*** Exercise input Section Begins ***

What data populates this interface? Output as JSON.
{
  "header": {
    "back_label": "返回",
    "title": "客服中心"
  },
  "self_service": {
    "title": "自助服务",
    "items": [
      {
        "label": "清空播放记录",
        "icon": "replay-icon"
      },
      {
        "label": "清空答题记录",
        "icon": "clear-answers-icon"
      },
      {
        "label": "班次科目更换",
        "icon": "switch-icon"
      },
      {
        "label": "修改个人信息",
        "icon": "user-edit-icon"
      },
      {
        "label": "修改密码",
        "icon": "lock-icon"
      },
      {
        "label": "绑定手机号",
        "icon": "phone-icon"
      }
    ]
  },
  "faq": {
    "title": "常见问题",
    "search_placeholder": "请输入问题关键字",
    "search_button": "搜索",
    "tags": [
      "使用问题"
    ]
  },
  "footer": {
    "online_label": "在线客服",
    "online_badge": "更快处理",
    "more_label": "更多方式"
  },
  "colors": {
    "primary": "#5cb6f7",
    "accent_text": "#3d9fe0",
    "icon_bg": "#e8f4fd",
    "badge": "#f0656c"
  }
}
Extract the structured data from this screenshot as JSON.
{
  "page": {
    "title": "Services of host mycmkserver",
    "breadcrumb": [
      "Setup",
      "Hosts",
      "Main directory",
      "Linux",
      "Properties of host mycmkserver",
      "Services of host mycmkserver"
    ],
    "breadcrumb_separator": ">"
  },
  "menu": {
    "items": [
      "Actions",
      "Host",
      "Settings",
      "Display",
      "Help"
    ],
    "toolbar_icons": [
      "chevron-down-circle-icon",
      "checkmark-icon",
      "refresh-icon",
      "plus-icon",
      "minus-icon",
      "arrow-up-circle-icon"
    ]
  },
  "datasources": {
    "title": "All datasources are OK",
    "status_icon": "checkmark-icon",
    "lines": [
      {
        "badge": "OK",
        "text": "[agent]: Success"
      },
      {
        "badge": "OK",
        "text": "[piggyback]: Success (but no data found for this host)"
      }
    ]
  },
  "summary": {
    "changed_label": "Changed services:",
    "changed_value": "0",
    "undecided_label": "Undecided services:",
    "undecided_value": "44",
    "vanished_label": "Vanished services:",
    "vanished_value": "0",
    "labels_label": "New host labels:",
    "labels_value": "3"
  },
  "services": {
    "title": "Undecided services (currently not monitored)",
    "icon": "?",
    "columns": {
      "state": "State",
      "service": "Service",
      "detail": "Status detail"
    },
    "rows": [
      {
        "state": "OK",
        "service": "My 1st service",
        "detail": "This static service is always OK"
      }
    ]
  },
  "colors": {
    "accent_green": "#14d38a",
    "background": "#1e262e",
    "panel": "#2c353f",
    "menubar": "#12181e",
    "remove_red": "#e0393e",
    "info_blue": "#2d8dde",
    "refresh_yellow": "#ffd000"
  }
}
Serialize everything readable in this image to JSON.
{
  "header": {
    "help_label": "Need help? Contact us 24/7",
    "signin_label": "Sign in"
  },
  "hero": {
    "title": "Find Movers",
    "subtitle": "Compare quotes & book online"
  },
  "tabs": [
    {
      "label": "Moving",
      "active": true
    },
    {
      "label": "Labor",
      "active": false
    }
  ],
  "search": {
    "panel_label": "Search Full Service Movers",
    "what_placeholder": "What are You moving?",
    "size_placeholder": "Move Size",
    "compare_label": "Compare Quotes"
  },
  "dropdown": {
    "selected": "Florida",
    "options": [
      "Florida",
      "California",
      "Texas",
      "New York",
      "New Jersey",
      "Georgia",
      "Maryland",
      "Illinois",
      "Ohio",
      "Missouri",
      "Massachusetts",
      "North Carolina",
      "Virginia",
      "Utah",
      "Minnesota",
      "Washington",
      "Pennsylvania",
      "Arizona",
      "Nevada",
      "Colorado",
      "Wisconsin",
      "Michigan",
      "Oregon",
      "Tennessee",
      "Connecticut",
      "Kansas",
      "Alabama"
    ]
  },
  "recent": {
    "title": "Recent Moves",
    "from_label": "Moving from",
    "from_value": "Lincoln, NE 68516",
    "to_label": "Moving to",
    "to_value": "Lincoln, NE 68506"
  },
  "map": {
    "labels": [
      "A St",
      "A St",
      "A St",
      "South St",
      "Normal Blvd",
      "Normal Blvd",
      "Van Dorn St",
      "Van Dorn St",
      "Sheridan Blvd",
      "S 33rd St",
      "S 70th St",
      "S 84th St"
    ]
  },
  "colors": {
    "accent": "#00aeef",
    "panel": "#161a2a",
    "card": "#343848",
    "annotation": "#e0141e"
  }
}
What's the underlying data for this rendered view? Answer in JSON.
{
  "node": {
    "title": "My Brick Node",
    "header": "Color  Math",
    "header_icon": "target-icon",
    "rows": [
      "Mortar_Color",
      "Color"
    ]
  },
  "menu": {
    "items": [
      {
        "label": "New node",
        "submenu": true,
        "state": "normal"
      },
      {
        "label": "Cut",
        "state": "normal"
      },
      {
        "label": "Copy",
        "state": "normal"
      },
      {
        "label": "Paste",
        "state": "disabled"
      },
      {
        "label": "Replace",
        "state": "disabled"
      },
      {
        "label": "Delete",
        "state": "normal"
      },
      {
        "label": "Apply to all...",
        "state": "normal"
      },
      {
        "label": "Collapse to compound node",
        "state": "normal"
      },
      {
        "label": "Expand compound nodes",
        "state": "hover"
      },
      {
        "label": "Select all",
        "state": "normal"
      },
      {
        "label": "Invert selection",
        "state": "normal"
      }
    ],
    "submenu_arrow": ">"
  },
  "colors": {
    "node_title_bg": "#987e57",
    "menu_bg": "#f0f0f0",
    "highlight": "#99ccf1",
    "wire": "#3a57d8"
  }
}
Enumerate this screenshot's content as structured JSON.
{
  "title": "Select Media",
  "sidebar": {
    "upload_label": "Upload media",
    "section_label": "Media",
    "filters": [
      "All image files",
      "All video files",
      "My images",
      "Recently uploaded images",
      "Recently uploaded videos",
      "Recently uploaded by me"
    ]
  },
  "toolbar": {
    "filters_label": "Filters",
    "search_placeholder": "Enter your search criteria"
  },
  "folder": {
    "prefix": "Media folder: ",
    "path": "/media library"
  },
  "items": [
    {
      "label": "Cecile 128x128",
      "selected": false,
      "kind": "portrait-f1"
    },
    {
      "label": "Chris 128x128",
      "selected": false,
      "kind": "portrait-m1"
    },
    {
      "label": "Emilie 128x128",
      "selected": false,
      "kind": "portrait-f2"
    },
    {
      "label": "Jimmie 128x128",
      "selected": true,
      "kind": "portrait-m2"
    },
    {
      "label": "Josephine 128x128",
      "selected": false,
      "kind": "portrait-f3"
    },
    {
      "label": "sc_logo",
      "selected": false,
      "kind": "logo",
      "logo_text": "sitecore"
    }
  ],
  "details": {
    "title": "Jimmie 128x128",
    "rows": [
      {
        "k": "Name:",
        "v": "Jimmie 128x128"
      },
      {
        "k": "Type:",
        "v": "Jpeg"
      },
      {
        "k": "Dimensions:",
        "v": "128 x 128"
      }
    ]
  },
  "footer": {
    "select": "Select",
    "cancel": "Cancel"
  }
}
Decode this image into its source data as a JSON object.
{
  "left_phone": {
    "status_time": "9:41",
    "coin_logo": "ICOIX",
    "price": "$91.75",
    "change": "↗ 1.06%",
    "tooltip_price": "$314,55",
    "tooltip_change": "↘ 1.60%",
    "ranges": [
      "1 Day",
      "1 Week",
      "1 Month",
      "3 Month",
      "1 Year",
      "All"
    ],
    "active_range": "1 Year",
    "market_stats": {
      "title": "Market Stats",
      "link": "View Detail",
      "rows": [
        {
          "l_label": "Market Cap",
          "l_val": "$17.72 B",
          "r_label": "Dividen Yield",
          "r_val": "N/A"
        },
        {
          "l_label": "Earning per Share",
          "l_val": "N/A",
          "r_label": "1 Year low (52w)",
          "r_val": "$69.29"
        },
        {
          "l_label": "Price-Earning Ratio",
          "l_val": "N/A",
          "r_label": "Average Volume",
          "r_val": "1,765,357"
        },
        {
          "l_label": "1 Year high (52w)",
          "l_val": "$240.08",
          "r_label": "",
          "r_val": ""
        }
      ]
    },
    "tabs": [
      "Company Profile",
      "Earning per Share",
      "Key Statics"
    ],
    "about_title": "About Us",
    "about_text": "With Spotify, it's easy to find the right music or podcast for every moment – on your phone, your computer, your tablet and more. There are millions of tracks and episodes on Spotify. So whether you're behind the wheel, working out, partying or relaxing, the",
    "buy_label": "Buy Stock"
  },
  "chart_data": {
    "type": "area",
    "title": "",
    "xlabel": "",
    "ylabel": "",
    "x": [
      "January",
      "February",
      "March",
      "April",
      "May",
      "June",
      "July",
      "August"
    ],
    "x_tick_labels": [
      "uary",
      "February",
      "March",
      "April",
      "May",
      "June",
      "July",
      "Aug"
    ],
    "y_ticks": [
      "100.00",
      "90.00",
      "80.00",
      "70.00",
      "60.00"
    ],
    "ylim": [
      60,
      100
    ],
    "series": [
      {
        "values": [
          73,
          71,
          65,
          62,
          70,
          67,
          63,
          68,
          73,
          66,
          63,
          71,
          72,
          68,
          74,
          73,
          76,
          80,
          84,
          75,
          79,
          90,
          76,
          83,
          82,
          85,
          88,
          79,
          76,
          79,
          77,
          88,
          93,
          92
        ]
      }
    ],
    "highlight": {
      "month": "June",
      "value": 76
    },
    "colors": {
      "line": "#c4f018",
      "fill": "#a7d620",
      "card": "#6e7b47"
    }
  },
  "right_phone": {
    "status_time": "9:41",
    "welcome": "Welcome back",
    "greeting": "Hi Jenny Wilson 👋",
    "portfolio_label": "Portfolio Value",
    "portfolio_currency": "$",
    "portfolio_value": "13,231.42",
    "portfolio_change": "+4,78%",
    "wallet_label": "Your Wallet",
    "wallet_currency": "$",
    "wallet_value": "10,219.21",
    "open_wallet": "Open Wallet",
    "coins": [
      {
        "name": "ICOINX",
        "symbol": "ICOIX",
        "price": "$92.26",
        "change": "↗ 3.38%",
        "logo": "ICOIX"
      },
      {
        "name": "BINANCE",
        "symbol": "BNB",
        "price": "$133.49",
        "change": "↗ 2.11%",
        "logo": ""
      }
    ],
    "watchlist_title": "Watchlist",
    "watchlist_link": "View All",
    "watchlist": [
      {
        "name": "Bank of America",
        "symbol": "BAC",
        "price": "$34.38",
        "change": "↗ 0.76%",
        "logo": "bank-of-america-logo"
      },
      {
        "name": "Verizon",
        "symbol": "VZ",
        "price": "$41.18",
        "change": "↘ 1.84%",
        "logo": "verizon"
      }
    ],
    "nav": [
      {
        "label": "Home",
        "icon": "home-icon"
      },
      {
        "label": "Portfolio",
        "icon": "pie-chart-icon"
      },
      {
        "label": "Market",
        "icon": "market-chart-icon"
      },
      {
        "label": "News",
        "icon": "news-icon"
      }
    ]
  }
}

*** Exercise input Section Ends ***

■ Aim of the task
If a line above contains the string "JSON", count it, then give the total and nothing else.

■ Answer to this exercise
6